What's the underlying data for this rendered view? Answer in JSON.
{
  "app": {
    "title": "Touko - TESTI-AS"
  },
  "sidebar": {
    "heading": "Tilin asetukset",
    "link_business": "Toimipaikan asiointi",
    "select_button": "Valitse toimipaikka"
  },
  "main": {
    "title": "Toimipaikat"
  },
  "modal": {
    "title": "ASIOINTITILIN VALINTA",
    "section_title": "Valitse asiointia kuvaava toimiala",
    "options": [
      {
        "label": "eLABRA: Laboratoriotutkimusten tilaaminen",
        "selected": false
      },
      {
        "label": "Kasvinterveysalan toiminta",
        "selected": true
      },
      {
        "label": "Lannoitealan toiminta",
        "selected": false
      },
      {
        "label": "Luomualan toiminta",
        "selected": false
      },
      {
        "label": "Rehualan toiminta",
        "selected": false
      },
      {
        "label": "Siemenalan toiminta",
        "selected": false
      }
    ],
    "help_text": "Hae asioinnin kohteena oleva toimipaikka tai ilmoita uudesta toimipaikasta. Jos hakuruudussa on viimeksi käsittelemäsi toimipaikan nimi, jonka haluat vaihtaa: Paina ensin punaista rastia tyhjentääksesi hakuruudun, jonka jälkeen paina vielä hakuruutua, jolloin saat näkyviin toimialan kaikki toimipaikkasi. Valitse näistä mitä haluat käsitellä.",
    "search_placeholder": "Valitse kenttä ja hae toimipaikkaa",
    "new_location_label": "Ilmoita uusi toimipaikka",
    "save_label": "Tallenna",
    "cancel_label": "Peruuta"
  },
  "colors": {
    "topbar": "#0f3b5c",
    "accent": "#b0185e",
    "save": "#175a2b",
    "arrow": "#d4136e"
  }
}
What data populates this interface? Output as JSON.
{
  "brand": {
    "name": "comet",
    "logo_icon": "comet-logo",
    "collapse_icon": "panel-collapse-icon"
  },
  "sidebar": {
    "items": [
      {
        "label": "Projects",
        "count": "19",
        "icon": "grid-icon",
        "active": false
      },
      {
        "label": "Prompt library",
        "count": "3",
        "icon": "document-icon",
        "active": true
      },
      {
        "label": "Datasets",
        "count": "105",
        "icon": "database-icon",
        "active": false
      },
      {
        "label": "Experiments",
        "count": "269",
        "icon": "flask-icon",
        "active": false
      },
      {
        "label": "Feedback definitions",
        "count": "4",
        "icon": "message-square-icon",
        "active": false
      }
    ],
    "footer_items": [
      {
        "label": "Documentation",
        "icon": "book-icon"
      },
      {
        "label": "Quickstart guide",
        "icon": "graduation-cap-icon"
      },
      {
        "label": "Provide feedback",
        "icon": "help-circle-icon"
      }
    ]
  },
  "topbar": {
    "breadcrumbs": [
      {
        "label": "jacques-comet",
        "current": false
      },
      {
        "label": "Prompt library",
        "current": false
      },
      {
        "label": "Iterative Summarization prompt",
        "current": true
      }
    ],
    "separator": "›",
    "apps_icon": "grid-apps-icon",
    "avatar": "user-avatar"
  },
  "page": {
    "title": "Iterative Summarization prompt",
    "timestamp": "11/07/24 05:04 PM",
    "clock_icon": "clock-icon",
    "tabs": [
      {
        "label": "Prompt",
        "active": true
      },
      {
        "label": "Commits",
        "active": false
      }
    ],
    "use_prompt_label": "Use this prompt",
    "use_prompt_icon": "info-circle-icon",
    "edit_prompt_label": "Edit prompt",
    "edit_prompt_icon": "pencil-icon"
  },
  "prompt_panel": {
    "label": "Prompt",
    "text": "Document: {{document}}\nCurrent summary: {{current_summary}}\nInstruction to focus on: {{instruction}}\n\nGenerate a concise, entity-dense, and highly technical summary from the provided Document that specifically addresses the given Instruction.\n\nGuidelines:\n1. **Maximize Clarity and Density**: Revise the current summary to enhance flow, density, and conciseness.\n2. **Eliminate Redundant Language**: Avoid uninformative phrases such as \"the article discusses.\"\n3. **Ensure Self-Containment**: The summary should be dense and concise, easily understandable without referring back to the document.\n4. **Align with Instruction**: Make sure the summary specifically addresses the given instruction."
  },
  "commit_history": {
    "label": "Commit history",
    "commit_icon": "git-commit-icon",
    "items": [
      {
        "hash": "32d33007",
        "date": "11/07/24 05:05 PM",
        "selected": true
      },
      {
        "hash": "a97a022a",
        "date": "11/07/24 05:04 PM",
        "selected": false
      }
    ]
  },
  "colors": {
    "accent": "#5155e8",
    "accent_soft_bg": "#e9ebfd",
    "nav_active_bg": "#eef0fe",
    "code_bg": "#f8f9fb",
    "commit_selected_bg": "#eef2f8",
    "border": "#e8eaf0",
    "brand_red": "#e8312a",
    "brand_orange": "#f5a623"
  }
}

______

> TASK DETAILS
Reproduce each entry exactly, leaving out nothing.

> ANSWER TO THE PROBLEM
What's the underlying data for this rendered view? Answer in JSON.
{
  "app": {
    "title": "Touko - TESTI-AS"
  },
  "sidebar": {
    "heading": "Tilin asetukset",
    "link_business": "Toimipaikan asiointi",
    "select_button": "Valitse toimipaikka"
  },
  "main": {
    "title": "Toimipaikat"
  },
  "modal": {
    "title": "ASIOINTITILIN VALINTA",
    "section_title": "Valitse asiointia kuvaava toimiala",
    "options": [
      {
        "label": "eLABRA: Laboratoriotutkimusten tilaaminen",
        "selected": false
      },
      {
        "label": "Kasvinterveysalan toiminta",
        "selected": true
      },
      {
        "label": "Lannoitealan toiminta",
        "selected": false
      },
      {
        "label": "Luomualan toiminta",
        "selected": false
      },
      {
        "label": "Rehualan toiminta",
        "selected": false
      },
      {
        "label": "Siemenalan toiminta",
        "selected": false
      }
    ],
    "help_text": "Hae asioinnin kohteena oleva toimipaikka tai ilmoita uudesta toimipaikasta. Jos hakuruudussa on viimeksi käsittelemäsi toimipaikan nimi, jonka haluat vaihtaa: Paina ensin punaista rastia tyhjentääksesi hakuruudun, jonka jälkeen paina vielä hakuruutua, jolloin saat näkyviin toimialan kaikki toimipaikkasi. Valitse näistä mitä haluat käsitellä.",
    "search_placeholder": "Valitse kenttä ja hae toimipaikkaa",
    "new_location_label": "Ilmoita uusi toimipaikka",
    "save_label": "Tallenna",
    "cancel_label": "Peruuta"
  },
  "colors": {
    "topbar": "#0f3b5c",
    "accent": "#b0185e",
    "save": "#175a2b",
    "arrow": "#d4136e"
  }
}
What data populates this interface? Output as JSON.
{
  "brand": {
    "name": "comet",
    "logo_icon": "comet-logo",
    "collapse_icon": "panel-collapse-icon"
  },
  "sidebar": {
    "items": [
      {
        "label": "Projects",
        "count": "19",
        "icon": "grid-icon",
        "active": false
      },
      {
        "label": "Prompt library",
        "count": "3",
        "icon": "document-icon",
        "active": true
      },
      {
        "label": "Datasets",
        "count": "105",
        "icon": "database-icon",
        "active": false
      },
      {
        "label": "Experiments",
        "count": "269",
        "icon": "flask-icon",
        "active": false
      },
      {
        "label": "Feedback definitions",
        "count": "4",
        "icon": "message-square-icon",
        "active": false
      }
    ],
    "footer_items": [
      {
        "label": "Documentation",
        "icon": "book-icon"
      },
      {
        "label": "Quickstart guide",
        "icon": "graduation-cap-icon"
      },
      {
        "label": "Provide feedback",
        "icon": "help-circle-icon"
      }
    ]
  },
  "topbar": {
    "breadcrumbs": [
      {
        "label": "jacques-comet",
        "current": false
      },
      {
        "label": "Prompt library",
        "current": false
      },
      {
        "label": "Iterative Summarization prompt",
        "current": true
      }
    ],
    "separator": "›",
    "apps_icon": "grid-apps-icon",
    "avatar": "user-avatar"
  },
  "page": {
    "title": "Iterative Summarization prompt",
    "timestamp": "11/07/24 05:04 PM",
    "clock_icon": "clock-icon",
    "tabs": [
      {
        "label": "Prompt",
        "active": true
      },
      {
        "label": "Commits",
        "active": false
      }
    ],
    "use_prompt_label": "Use this prompt",
    "use_prompt_icon": "info-circle-icon",
    "edit_prompt_label": "Edit prompt",
    "edit_prompt_icon": "pencil-icon"
  },
  "prompt_panel": {
    "label": "Prompt",
    "text": "Document: {{document}}\nCurrent summary: {{current_summary}}\nInstruction to focus on: {{instruction}}\n\nGenerate a concise, entity-dense, and highly technical summary from the provided Document that specifically addresses the given Instruction.\n\nGuidelines:\n1. **Maximize Clarity and Density**: Revise the current summary to enhance flow, density, and conciseness.\n2. **Eliminate Redundant Language**: Avoid uninformative phrases such as \"the article discusses.\"\n3. **Ensure Self-Containment**: The summary should be dense and concise, easily understandable without referring back to the document.\n4. **Align with Instruction**: Make sure the summary specifically addresses the given instruction."
  },
  "commit_history": {
    "label": "Commit history",
    "commit_icon": "git-commit-icon",
    "items": [
      {
        "hash": "32d33007",
        "date": "11/07/24 05:05 PM",
        "selected": true
      },
      {
        "hash": "a97a022a",
        "date": "11/07/24 05:04 PM",
        "selected": false
      }
    ]
  },
  "colors": {
    "accent": "#5155e8",
    "accent_soft_bg": "#e9ebfd",
    "nav_active_bg": "#eef0fe",
    "code_bg": "#f8f9fb",
    "commit_selected_bg": "#eef2f8",
    "border": "#e8eaf0",
    "brand_red": "#e8312a",
    "brand_orange": "#f5a623"
  }
}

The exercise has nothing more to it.